Working on OT Multi-Signed Projects as a New Collector
As all new collectors of Star Wars autographs realize very quickly, one thing that we all missed out on greatly was time. Whether we were engrossed in other hobbies, spent our time doing other activities, or were growing up during the age of the prequels without income of our own, we all missed out on the time where Star Wars autographing was growing and hitting its stride.
Unfortunately, we can’t get that time back.
Gone are the days of the $10-20 autograph, the reliable responses through the mail from some of the biggest names in the films, and the (generally) successful in-person attempts at some of the more elusive signers.
However, one aspect that we missed out on dearly was the time afforded to collectors to complete multi-signed projects from Original Trilogy (OT).
In SWAU, we’re privileged to see some incredible multis from inception through their completion, whether it’s a single shot of a stormtrooper with over twenty names of actors who donned the iconic armor; a shot of the cantina with signatures of cantina patrons and bystanders; or the Battle of Hoth complete with Imperial and Rebel Alliance forces. As time has marches on, many of these signers have passed, leaving a permanent imprint on the projects of the past but also a permanent hole of the projects of the future.
So what are new collectors who want to have multi-signed pieces of these scenes and parts of the original trilogy to do?
From my point of view, there are three options that we can choose from, each with positive aspects and some significant drawbacks.
Option A: Work With What We Got- Many collectors only want to own and collect autographs they got themselves, whether at conventions or on the street. For the folks who abide by this mentality and want to add an OT multi-signed piece, they have the option of starting them in the modern day and collecting the signers who are still with us and still signing. There certainly are plenty of Cantina patrons, Stormtroopers, and Jawas, among others, that frequent the convention scene and still sign, particularly in the United Kingdom at the various Showmasters events.
However, this option has perhaps the least appealing negative side: you may never get to complete your “ideal” project due to names no longer signing for one reason or another. Personally, I want an 8x10 cantina patrons project badly, but in starting one, I need to accept that names like Peter Mayhew, Alfie Curtis, and Doug Beswick will never be on that project.

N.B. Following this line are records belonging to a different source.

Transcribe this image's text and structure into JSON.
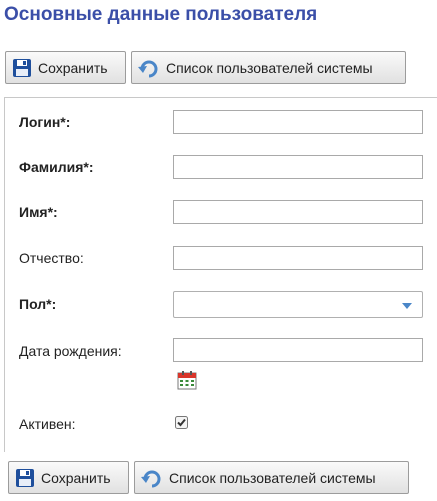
{
  "header": {
    "title": "Основные данные пользователя"
  },
  "toolbar": {
    "save_label": "Сохранить",
    "list_label": "Список пользователей системы"
  },
  "form": {
    "login": {
      "label": "Логин*:",
      "value": ""
    },
    "surname": {
      "label": "Фамилия*:",
      "value": ""
    },
    "name": {
      "label": "Имя*:",
      "value": ""
    },
    "patronymic": {
      "label": "Отчество:",
      "value": ""
    },
    "gender": {
      "label": "Пол*:",
      "selected": ""
    },
    "birthdate": {
      "label": "Дата рождения:",
      "value": ""
    },
    "active": {
      "label": "Активен:",
      "checked": true
    }
  },
  "icons": {
    "save": "floppy-disk-icon",
    "list": "refresh-arrow-icon",
    "calendar": "calendar-icon",
    "dropdown": "chevron-down-icon"
  },
  "colors": {
    "title": "#3b4fa8",
    "floppy": "#1f4f9c",
    "arrow": "#4a86c8"
  }
}
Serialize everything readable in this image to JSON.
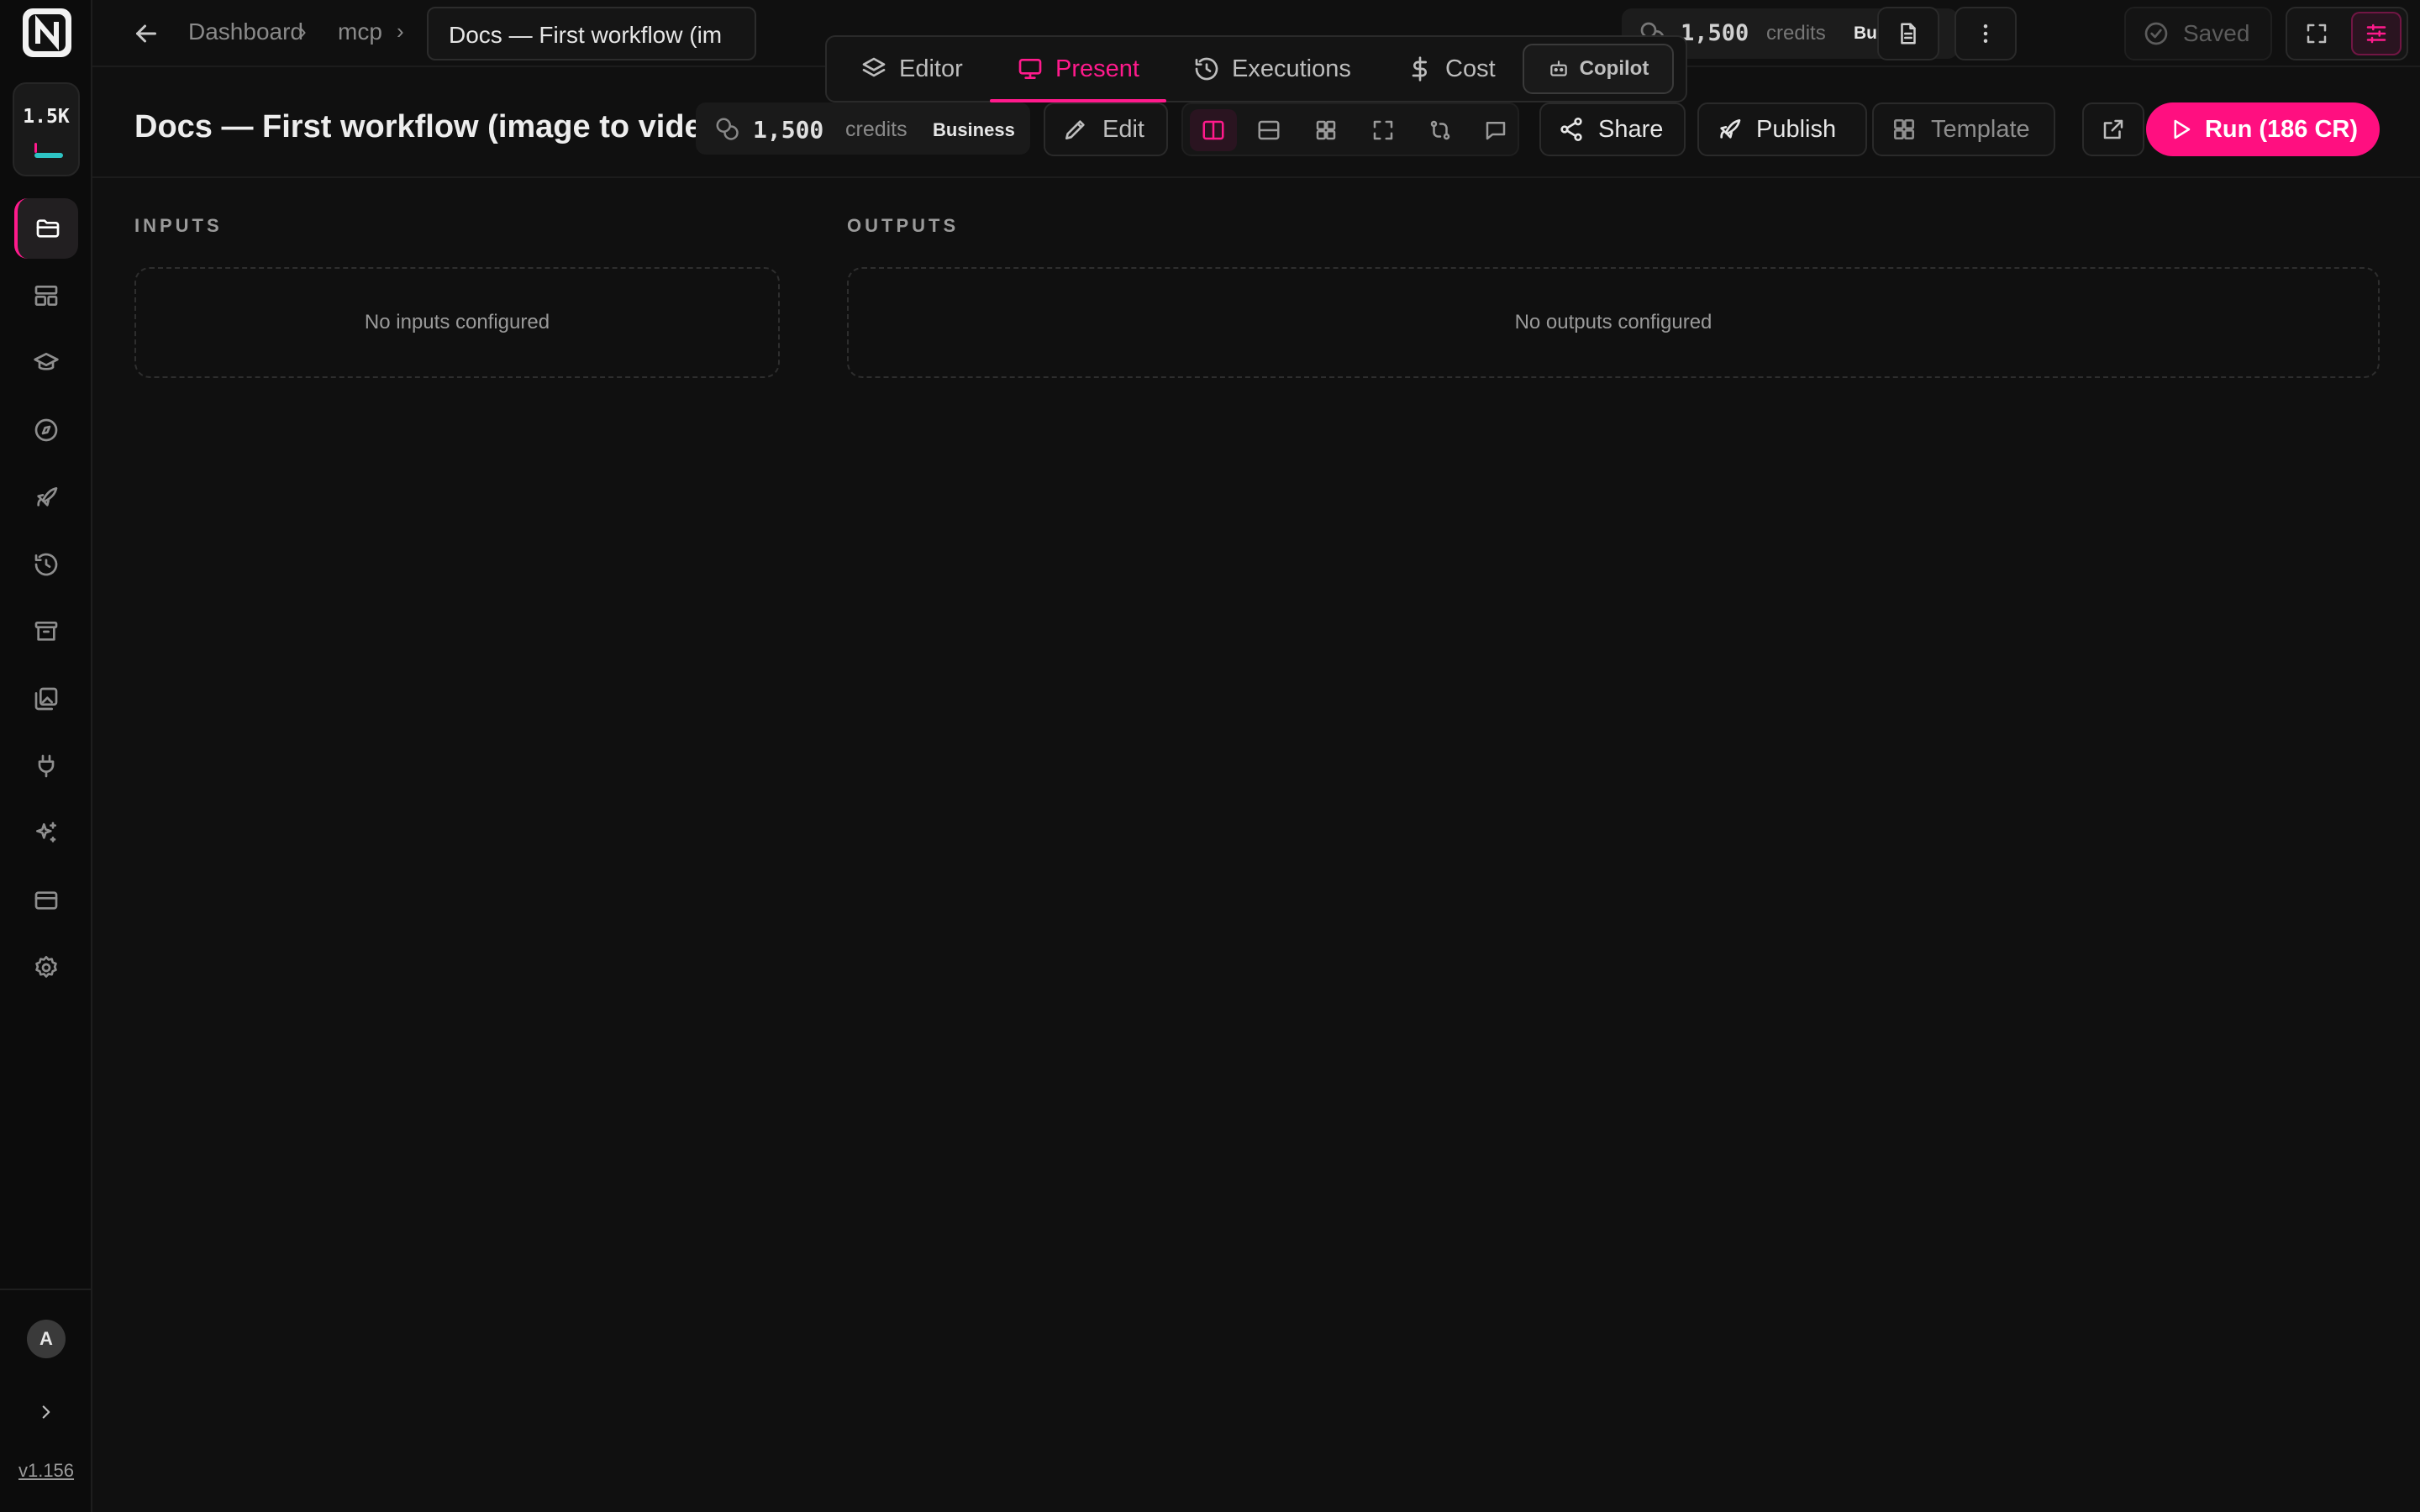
{
  "app": {
    "version": "v1.156"
  },
  "sidebar": {
    "credits_short": "1.5K",
    "avatar_initial": "A",
    "items": [
      {
        "name": "folder-icon",
        "active": true
      },
      {
        "name": "layout-icon",
        "active": false
      },
      {
        "name": "graduation-cap-icon",
        "active": false
      },
      {
        "name": "compass-icon",
        "active": false
      },
      {
        "name": "rocket-icon",
        "active": false
      },
      {
        "name": "history-icon",
        "active": false
      },
      {
        "name": "archive-icon",
        "active": false
      },
      {
        "name": "images-icon",
        "active": false
      },
      {
        "name": "plug-icon",
        "active": false
      },
      {
        "name": "sparkles-icon",
        "active": false
      },
      {
        "name": "credit-card-icon",
        "active": false
      },
      {
        "name": "gear-icon",
        "active": false
      }
    ]
  },
  "topbar": {
    "breadcrumb": [
      "Dashboard",
      "mcp"
    ],
    "current": "Docs — First workflow (im",
    "credits": {
      "amount": "1,500",
      "label": "credits",
      "tier": "Business"
    },
    "saved_label": "Saved"
  },
  "tabs": [
    {
      "label": "Editor",
      "icon": "layers-icon",
      "active": false
    },
    {
      "label": "Present",
      "icon": "monitor-icon",
      "active": true
    },
    {
      "label": "Executions",
      "icon": "history-icon",
      "active": false
    },
    {
      "label": "Cost",
      "icon": "dollar-icon",
      "active": false
    }
  ],
  "copilot_label": "Copilot",
  "header": {
    "title": "Docs — First workflow (image to video)",
    "credits": {
      "amount": "1,500",
      "label": "credits",
      "tier": "Business"
    },
    "edit_label": "Edit",
    "share_label": "Share",
    "publish_label": "Publish",
    "template_label": "Template",
    "run_label": "Run (186 CR)"
  },
  "content": {
    "inputs_label": "INPUTS",
    "inputs_empty": "No inputs configured",
    "outputs_label": "OUTPUTS",
    "outputs_empty": "No outputs configured"
  },
  "colors": {
    "accent": "#ff0f80",
    "background": "#101010",
    "teal": "#2ec4c4"
  }
}
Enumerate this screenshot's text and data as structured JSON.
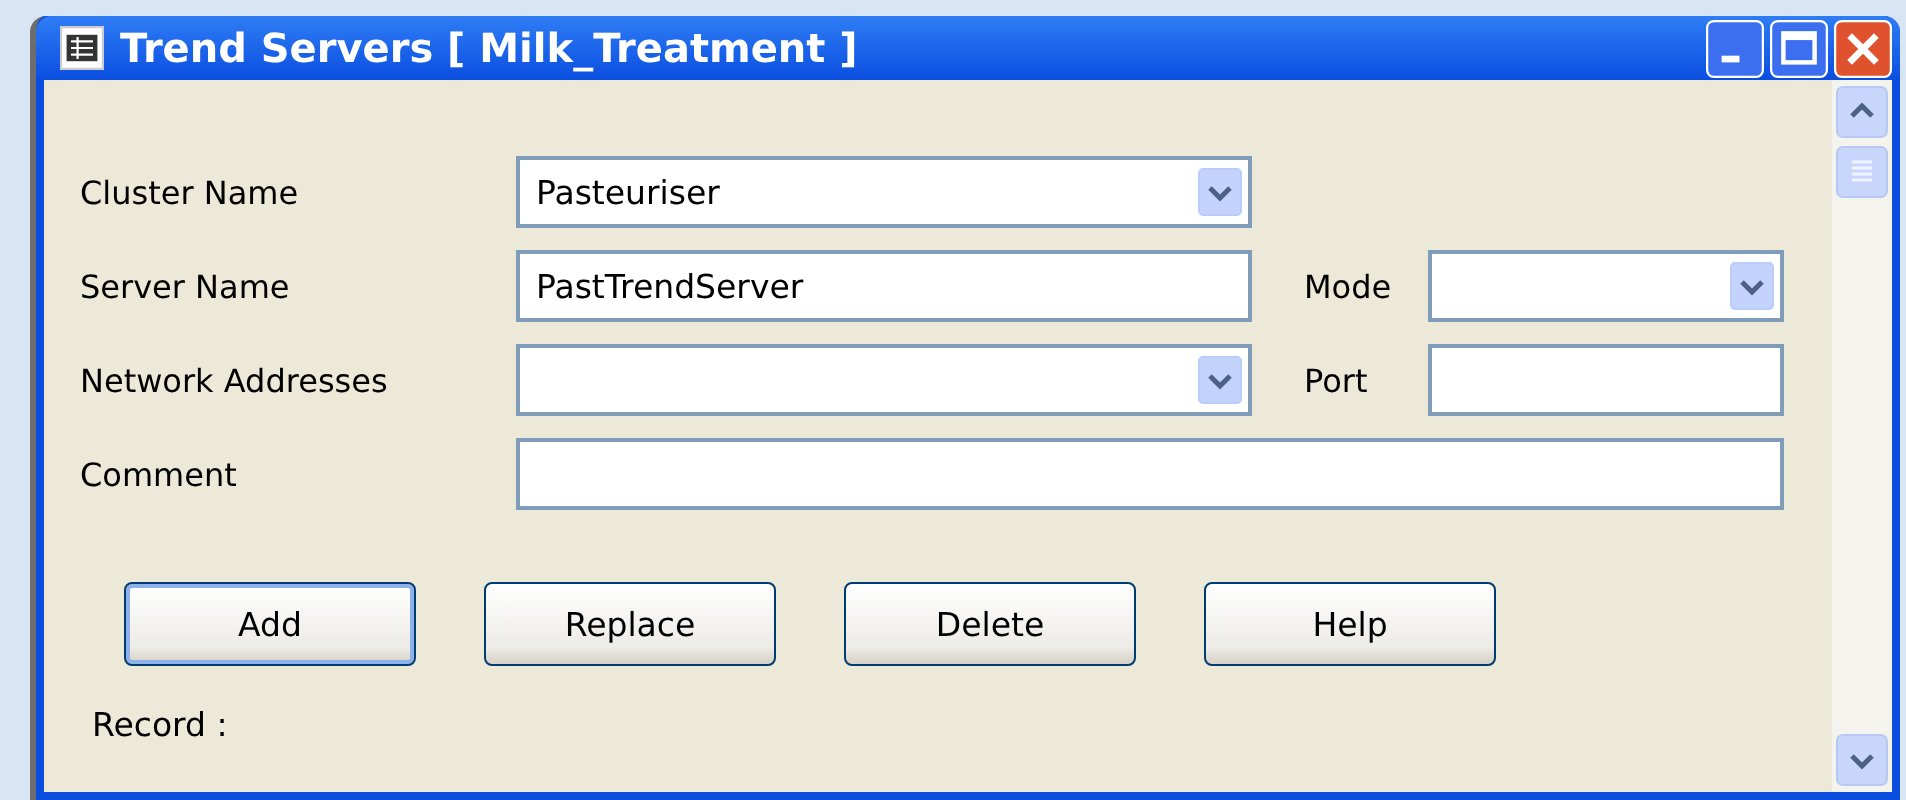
{
  "window": {
    "title": "Trend Servers [ Milk_Treatment ]"
  },
  "rows": [
    {
      "label": "Cluster Name",
      "field": {
        "kind": "combo",
        "value": "Pasteuriser"
      }
    },
    {
      "label": "Server Name",
      "field": {
        "kind": "text",
        "value": "PastTrendServer"
      },
      "side": {
        "label": "Mode",
        "field": {
          "kind": "combo"
        }
      }
    },
    {
      "label": "Network Addresses",
      "field": {
        "kind": "combo"
      },
      "side": {
        "label": "Port",
        "field": {
          "kind": "text"
        }
      }
    },
    {
      "label": "Comment",
      "field": {
        "kind": "text"
      }
    }
  ],
  "buttons": [
    {
      "label": "Add",
      "default": true
    },
    {
      "label": "Replace",
      "default": false
    },
    {
      "label": "Delete",
      "default": false
    },
    {
      "label": "Help",
      "default": false
    }
  ],
  "status": "Record :"
}
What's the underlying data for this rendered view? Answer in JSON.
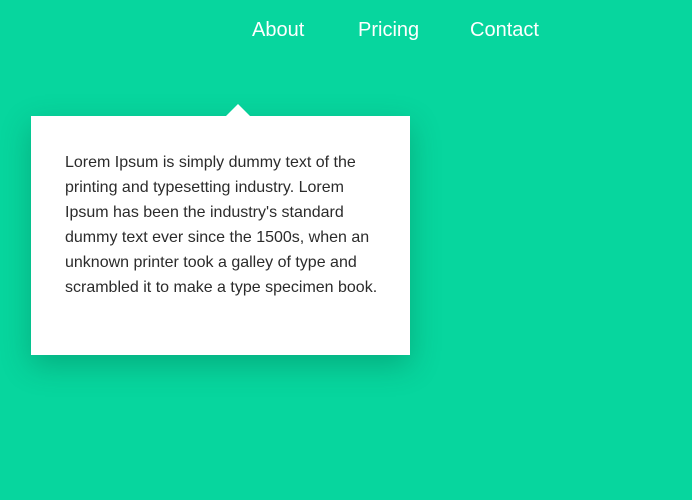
{
  "colors": {
    "background": "#07d69e",
    "nav_text": "#ffffff",
    "popover_background": "#ffffff",
    "popover_text": "#2b2b2b"
  },
  "nav": {
    "items": [
      {
        "label": "About"
      },
      {
        "label": "Pricing"
      },
      {
        "label": "Contact"
      }
    ]
  },
  "popover": {
    "text": "Lorem Ipsum is simply dummy text of the printing and typesetting industry. Lorem Ipsum has been the industry's standard dummy text ever since the 1500s, when an unknown printer took a galley of type and scrambled it to make a type specimen book."
  }
}
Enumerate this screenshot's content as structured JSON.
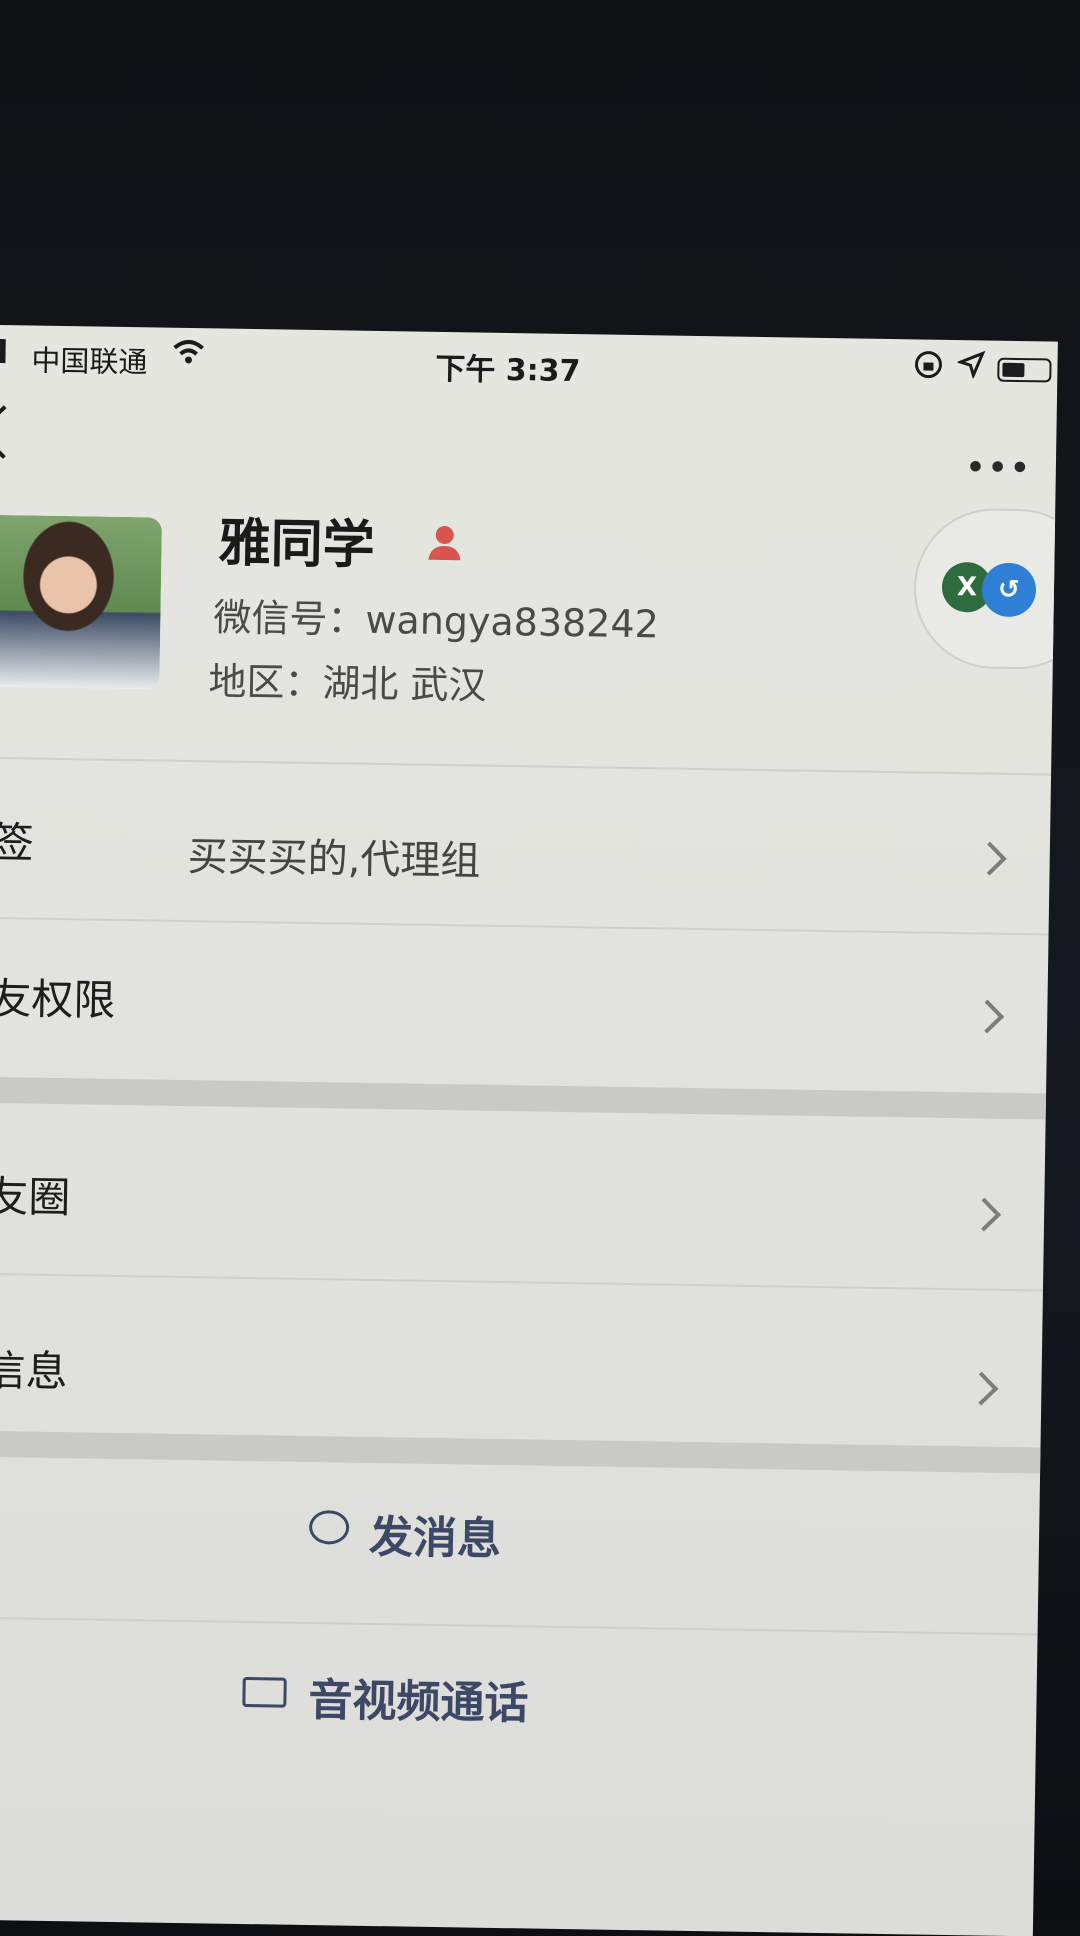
{
  "status_bar": {
    "carrier": "中国联通",
    "time": "下午 3:37"
  },
  "profile": {
    "name": "雅同学",
    "wechat_id": "微信号：wangya838242",
    "region": "地区：湖北 武汉"
  },
  "rows": [
    {
      "label": "签",
      "value": "买买买的,代理组"
    },
    {
      "label": "友权限",
      "value": ""
    },
    {
      "label": "友圈",
      "value": ""
    },
    {
      "label": "信息",
      "value": ""
    }
  ],
  "actions": {
    "send_message": "发消息",
    "av_call": "音视频通话"
  },
  "floating": {
    "x_label": "X"
  },
  "icons": {
    "back": "back-icon",
    "more": "more-icon",
    "gender": "female-icon",
    "message": "message-icon",
    "video": "video-icon",
    "chevron": "chevron-right-icon"
  },
  "colors": {
    "action_text": "#3d4866",
    "gender": "#d9534f"
  }
}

Option B: Purchase One Already Completed- Where we as new collectors may not have had the time afforded to us to complete these desired multis, the good news is that plenty of collectors have! And as people move in different directions, change focuses, or narrow collections, plenty of projects go up for sale over the course of the year, giving newer collectors a chance to add them to their own collections. The downside would be that these purchases will likely cost a nice chunk of change, as each signature carries its own value plus the additional value of having the names all together on a desired image. But for collectors who *must* add a scene no matter the cost, this is the option most likely to fill an OT multi void in their collection in 2020.
Option C: Acceptance- Sometimes we won’t all be able to have every scene we love in Star Wars autographed and in our collections, and that is ok! It’s a reality of loving a saga that has spanned 11 movies, three cartoons, and now one live-action television show; even the most die-hard of completionists will never have everything Star Wars autographed. When it comes to the OT, we have three movies, over seven hours of film, and sometimes for one reason or another (price, timing, availability of actors to sign, among others), which make it tough to have every scene we love signed. Accepting this is absolutely a viable strategy, and gives collectors a chance to focus on collecting what they can, rather than chasing the impossible.
In the end, we all choose our own ways to enjoy Star Wars and collecting Star Wars autographs. For some of the projects that younger collectors may see posted on the internet and in our groups, many of us have lost out on the time to create and finish those ourselves. However, with resources like the SWAU Sales Group, Beckett Authentication Services Signature Review, and the Autograph Universe Convention Help group at our disposal, there are still ways for young collectors to add the projects they want from the Original Trilogy. The choice of which path is taken to go after them is entirely up to the individual.